I started to drive off, but I remembered that I needed to check on one more thing. I turned the car around, parked on the side by the front door and ran in. When I got back to the registration table, I noticed my friend Joan, town clerk in Milford, looking frantically for her car keys. I jumped in to help. The room was pretty cleared out but I found nothing. I made a pact that I would not leave until Joan was all set. Suddenly, I said to myself, "What the heck, run back to the car and check your purse." Joan's keys were in my purse! I'm so grateful I didn't find them at home later that night.

Back to birthdays. It's also the 120th birthday of our Old Home Day celebration. The older we get, the harder it is to see all these changes. We cherish certain memories of things before, and we don't want to change for a couple of reasons.

One big one for me is I really want Meredith and Mackensie to have all the same amazing memories of our towns and celebrations that I do.

The second, is that change is just plain old uncomfortable. It's not what we are used to. It's kind of like people who always want the same seat in a classroom. That was me! I'd rather the teacher assign seats. That was one less thing I had to worry about each class period.

I can tell you, I wasn't sure about the fireworks being moved to the lacrosse field. I kind of liked knowing I would be trying to borrow a small piece of a friend's blanket lying on the small grassy area in front of the high school like before.

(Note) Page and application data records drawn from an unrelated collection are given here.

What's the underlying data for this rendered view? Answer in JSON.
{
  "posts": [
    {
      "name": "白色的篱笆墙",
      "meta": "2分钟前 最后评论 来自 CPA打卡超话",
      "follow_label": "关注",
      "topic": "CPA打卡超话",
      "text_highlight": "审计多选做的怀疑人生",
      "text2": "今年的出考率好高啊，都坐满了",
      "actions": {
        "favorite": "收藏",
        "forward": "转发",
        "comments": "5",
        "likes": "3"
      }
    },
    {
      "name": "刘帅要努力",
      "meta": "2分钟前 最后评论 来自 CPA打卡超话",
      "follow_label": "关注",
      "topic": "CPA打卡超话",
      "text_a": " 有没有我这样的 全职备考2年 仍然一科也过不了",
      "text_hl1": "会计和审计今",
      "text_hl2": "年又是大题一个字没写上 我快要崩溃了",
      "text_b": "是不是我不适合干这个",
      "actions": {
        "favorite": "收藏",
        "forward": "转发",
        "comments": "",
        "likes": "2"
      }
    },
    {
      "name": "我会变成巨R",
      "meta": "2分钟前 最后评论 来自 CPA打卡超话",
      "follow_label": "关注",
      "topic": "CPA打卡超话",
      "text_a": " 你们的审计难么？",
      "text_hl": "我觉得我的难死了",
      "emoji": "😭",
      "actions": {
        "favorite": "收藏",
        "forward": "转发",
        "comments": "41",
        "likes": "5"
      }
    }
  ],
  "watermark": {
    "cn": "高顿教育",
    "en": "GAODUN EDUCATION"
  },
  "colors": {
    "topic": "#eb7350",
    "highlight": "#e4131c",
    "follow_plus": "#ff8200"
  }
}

I had also really loved the Old Home Day morning 5K run. Mackensie even did it once with a cast on her little arm. I couldn't wrap my mind around a Boot Scootin' Boogie 5K this year. Change is hard, but I loved each and every one and now I just pray it all stays exactly the same next year. I want to do it all again.

I could sit on a beautiful flat area and enjoy an open sky with the most beautiful fireworks I have ever seen with my favorite song, "I'm Proud to be an American" playing. Mary Jane Stone, my former student and dear friend, brought me a folding chair this year. What a difference! The grassy field was packed and little ones could run around, play games and enjoy time with friends and family before the show began. I've never seen anything like it, and let's face it, I've been here a long time.

A new tradition was born with the evening road race this year. People of all ages, music and a special shout out to the Kings neighborhood, they made us runners feel like we were celebrities. Again, families finished the race, great food, a huge open grassy area, bonfire, Nashville bands and simple fun.

And back to birthdays, many of us had birthdays recently. Kevin Smith, my wonderful deputy Christie Campbell and my dear friend Karin Dowling Marino. We have known each other since we took a seventh-grade Greek dancing mini-course at Hood School. Karen Magoon, and another dear friend, too. By the time you get the paper this week, mine will have passed too! Happy Birthday to me!

One of my greatest gifts will always be knowing you are out there and that we share in these little "On the Road With Sherry" stories together.

And this week, my hat goes off to fire Chief Darren O'Brien who said the recent Old Home Day felt like the "old, old homes" this year.

To Kathy Wagner, our heart of Old Home Day, there are no words. Thank you.

And I'll end with two men I admire most in our towns — Reed Clark and Kent Allan, who share an Aug. 27 birthday. Reed will be celebrating 90 years and Kent will be 80. Reed touches our hearts wit his "Carry On" motto and Kent with his motto, "Deeds not words." 

Sherry Farrell is Londonderry town clerk and a lifelong resident of New Hampshire.

This Week's Circulars

Recommended for you